The number of pages in a book sets up certain expectations in the reader. I notice this most frequently when the book ends well before the number of pages runs out. My expectations about plot and argument flow are tied to how many pages I think are left in a book. This means that conclusions may seem unexpectedly hasty when the book finished early, whether by 10 or 50 pages.

Those extra pages in a book may be index; bibliography; afterwards; a sample chapter of the sequel; a sample chapter of an unrelated book; a collection of short stories or essays related to the book; advertisements for other books; forms to fill out to request catalogs from publishers. There are all sorts of reasons for having non-main-sections at the end of a book. I'm more likely to expect them in non-fiction, but not always as much as there is.

And it still usually trips me up. I was expecting there to be more story/plot/argument.


( 4 comments — Leave a comment )
Jan. 30th, 2008 12:29 am (UTC)
And thus, I've developed a habit of putting a post-it or bookmark on the last page/conclusion, so that I know how much longer I have to go. (I find it useful, at least, in judging how much more time it'll take to read.)
Jan. 30th, 2008 08:51 am (UTC)
i also find those extra pages annoying for the same reason
Jan. 30th, 2008 12:16 pm (UTC)
Ooooh - this has been a great food-for-thought post. Thank you! I've never consciously thought about this before, but I know that I do always look ahead to find the last page - not to read it, but to know the number of pages left.

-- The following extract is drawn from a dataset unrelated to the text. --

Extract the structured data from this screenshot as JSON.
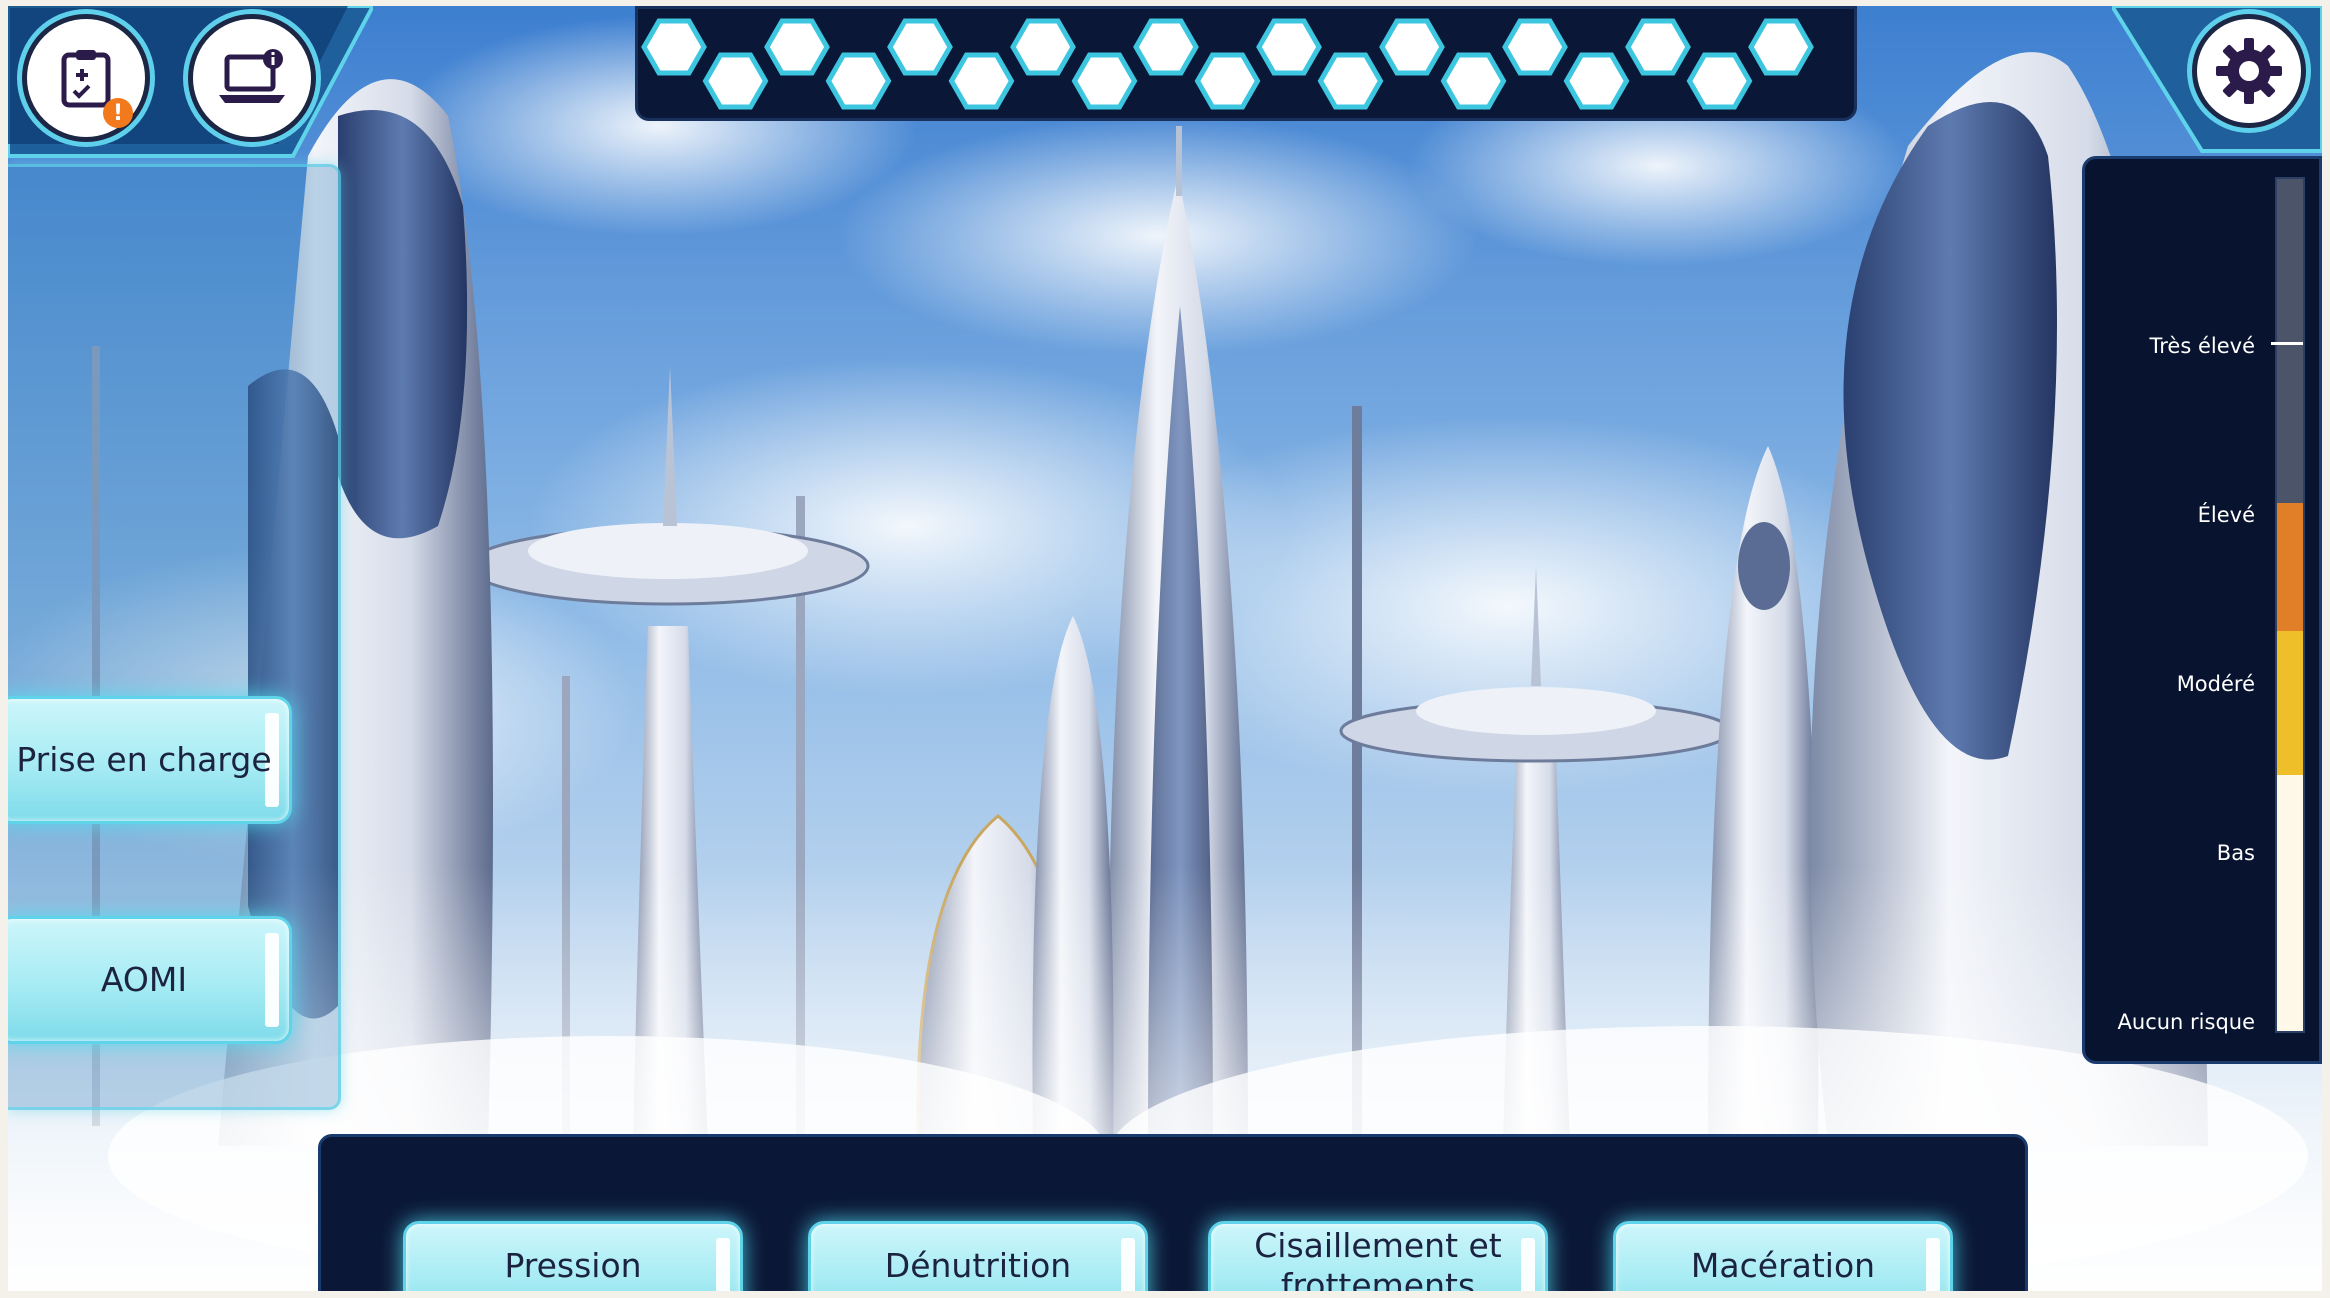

So yes, subconsciously it must bother me, too!
Feb. 1st, 2008 02:35 am (UTC)
I do that as well. I always want to know where the end is, especially if it's a scholarly book, where the end might be way before the last page.
( 4 comments — Leave a comment )